▶ _REQUIREMENT_:
Among the entries below, tally each line containing "subtitle"; respond with the total only.

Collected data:
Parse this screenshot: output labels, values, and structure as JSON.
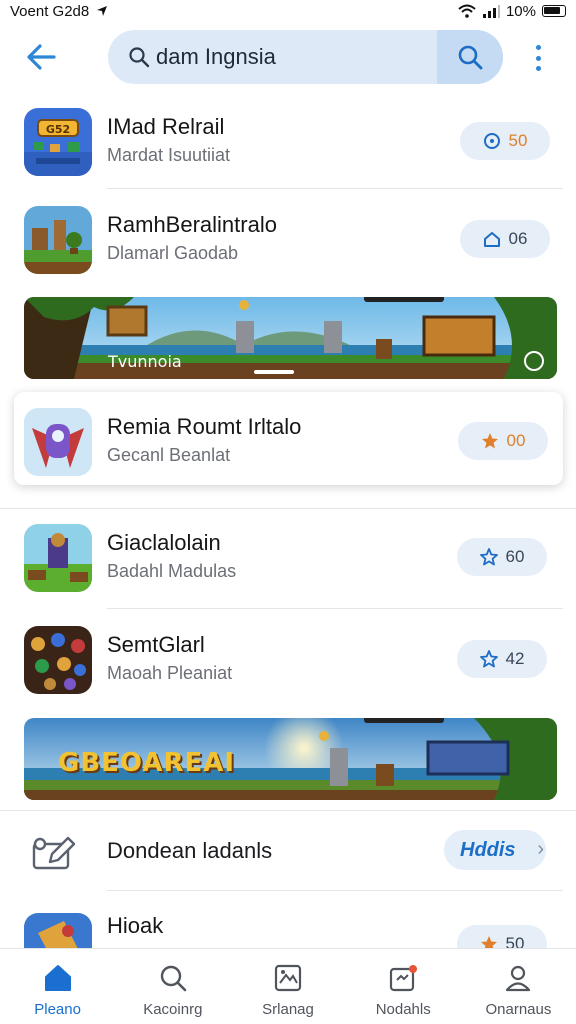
{
  "status_bar": {
    "carrier": "Voent G2d8",
    "battery": "10%"
  },
  "search": {
    "query": "dam Ingnsia"
  },
  "colors": {
    "accent": "#2e86d6",
    "pill_bg": "#e6eef8",
    "star": "#e0802a"
  },
  "apps": [
    {
      "title": "IMad Relrail",
      "subtitle": "Mardat Isuutiiat",
      "badge_icon": "clock-icon",
      "badge": "50"
    },
    {
      "title": "RamhBeralintralo",
      "subtitle": "Dlamarl Gaodab",
      "badge_icon": "house-icon",
      "badge": "06"
    },
    {
      "title": "Remia Roumt Irltalo",
      "subtitle": "Gecanl Beanlat",
      "badge_icon": "star-icon",
      "badge": "00"
    },
    {
      "title": "Giaclalolain",
      "subtitle": "Badahl Madulas",
      "badge_icon": "star-outline-icon",
      "badge": "60"
    },
    {
      "title": "SemtGlarl",
      "subtitle": "Maoah Pleaniat",
      "badge_icon": "star-outline-icon",
      "badge": "42"
    },
    {
      "title": "Hioak",
      "subtitle": "",
      "badge_icon": "star-icon",
      "badge": "50"
    }
  ],
  "banners": [
    {
      "label": "Tvunnoia"
    },
    {
      "logo": "GBEOAREAI"
    }
  ],
  "action_row": {
    "text": "Dondean ladanls",
    "button": "Hddis"
  },
  "bottom_nav": [
    {
      "label": "Pleano",
      "icon": "home-icon",
      "active": true
    },
    {
      "label": "Kacoinrg",
      "icon": "search-icon",
      "active": false
    },
    {
      "label": "Srlanag",
      "icon": "gallery-icon",
      "active": false
    },
    {
      "label": "Nodahls",
      "icon": "notification-icon",
      "active": false
    },
    {
      "label": "Onarnaus",
      "icon": "profile-icon",
      "active": false
    }
  ]
}
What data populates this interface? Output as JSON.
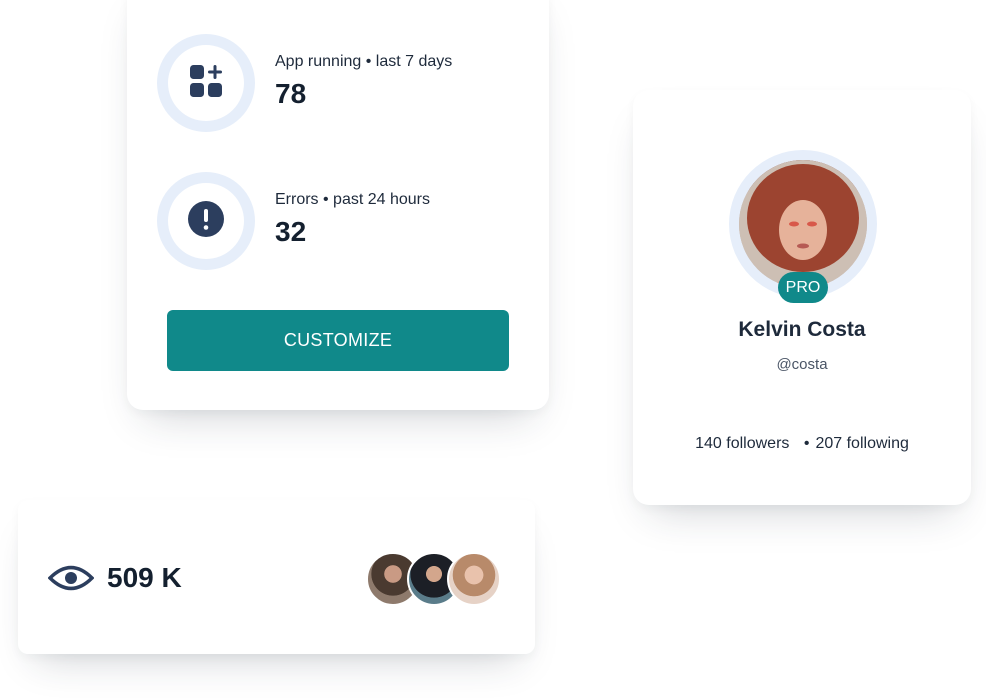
{
  "stats": [
    {
      "label": "App running • last 7 days",
      "value": "78",
      "icon": "apps-add-icon"
    },
    {
      "label": "Errors • past 24 hours",
      "value": "32",
      "icon": "error-alert-icon"
    }
  ],
  "actions": {
    "customize_label": "CUSTOMIZE"
  },
  "profile": {
    "badge": "PRO",
    "name": "Kelvin Costa",
    "handle": "@costa",
    "followers": "140 followers",
    "following": "207 following",
    "separator": "•"
  },
  "views": {
    "value": "509 K",
    "icon": "eye-icon"
  },
  "colors": {
    "accent": "#10898a",
    "ring": "#e6eefa",
    "icon": "#2c3e5e",
    "text": "#1e2a3b"
  }
}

▶ _SOLVED EXERCISE_:
6